If he transgressed and married a pregnant or breastfeeding woman within this time, we ostracize him, unless he fled. And he shall divorce the woman, even if he is a priest. He has to pay the ketubah (marriage contract) if she claims it from him. If he is an Israelite, he may remarry her after 24 months of breastfeeding, and he must write her another ketubah. If he married and fled, and then after a time returned and lived with his wife, there is no problem. If he completed kiddushin (i.e. he gave a ring but did not perform the chupa ceremony) with a pregnant or breastfeeding woman, we do not force him to divorce, but he may not complete the marriage (i.e. nisuin - with chupa) until after the time of breastfeeding or until the child dies. Note: Some say that there is no difference between kiddushin and nisuin (most adjudicators), and this is primary. See supra se'if 10 how to act.
A widow who was breastfeeding her child may say, "I will not breastfeed except for wages." And she may claim her ketuba immediately even though she may not marry until the end of 24 months. Rema: And there is no difference whether she [actually] started to breastfeed or not (Maharam Padua Chap. 30, Mahariv, Rivash, and Responsa Rosh rule 53).

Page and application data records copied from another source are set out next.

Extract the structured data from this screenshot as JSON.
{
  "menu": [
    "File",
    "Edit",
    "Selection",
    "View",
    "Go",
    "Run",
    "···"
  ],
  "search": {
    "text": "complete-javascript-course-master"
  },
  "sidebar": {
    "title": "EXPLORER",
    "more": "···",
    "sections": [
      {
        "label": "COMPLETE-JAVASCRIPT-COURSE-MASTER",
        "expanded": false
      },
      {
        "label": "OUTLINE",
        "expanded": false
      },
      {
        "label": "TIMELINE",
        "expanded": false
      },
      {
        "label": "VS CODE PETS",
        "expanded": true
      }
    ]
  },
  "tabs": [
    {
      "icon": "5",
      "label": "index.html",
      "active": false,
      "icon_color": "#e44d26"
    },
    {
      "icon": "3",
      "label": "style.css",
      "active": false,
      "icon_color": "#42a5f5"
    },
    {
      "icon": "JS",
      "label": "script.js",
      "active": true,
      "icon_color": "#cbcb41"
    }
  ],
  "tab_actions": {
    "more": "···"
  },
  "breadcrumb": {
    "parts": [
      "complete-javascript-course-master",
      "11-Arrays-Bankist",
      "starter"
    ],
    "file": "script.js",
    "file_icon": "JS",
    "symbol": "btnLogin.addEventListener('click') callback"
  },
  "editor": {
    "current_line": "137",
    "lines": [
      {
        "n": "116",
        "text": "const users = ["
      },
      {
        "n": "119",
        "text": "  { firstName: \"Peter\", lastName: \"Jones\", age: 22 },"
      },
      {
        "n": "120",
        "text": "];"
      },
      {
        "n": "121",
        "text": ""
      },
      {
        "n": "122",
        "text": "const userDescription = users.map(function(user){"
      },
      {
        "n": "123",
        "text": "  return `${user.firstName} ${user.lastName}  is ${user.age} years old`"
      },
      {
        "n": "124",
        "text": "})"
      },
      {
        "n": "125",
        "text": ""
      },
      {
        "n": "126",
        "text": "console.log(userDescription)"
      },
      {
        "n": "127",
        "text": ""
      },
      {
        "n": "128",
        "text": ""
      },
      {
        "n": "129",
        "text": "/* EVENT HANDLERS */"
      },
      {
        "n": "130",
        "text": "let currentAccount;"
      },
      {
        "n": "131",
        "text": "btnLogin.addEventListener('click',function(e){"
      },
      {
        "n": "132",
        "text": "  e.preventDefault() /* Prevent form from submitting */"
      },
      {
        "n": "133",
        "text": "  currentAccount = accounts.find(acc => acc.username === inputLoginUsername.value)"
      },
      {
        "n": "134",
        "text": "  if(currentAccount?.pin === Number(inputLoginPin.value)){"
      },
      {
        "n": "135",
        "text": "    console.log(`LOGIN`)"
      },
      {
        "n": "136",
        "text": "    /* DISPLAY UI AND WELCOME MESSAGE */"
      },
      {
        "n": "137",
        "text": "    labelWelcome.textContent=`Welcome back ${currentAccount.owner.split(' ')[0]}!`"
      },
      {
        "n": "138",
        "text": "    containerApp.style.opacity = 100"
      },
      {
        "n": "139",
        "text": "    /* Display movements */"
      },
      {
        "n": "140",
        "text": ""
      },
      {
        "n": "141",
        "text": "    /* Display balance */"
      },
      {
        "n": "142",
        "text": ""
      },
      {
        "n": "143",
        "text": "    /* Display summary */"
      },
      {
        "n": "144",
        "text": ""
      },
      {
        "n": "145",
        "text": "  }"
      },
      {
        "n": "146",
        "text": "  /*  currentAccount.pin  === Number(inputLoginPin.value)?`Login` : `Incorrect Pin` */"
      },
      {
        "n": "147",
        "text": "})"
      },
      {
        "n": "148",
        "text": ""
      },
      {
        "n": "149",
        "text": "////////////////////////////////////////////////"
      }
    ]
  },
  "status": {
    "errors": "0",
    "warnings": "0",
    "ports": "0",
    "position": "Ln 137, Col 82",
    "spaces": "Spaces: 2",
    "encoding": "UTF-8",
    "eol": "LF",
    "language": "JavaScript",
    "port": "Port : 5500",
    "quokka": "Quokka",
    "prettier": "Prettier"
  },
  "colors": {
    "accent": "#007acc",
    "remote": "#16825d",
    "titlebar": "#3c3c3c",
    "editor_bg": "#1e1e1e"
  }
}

That which we said [se'if 11] regarding a divorcee [that a man should not marry a woman who is breastfeeding], there is an authority who says that it applies only when she breastfed the child prior to her divorce to the point where he [the infant] recognized her. However, before this time the rule does not apply, because if she so desired, she would not be compelled to breastfeed him at all [after the divorce], even for payment. Another authority [disagrees and] says that a woman whose husband died, leaving her pregnant, and she gave birth and did not breastfeed her child, she still has to wait 24 months before remarrying, and it can be inferred from this opinion that the same rule would apply to a divorcee.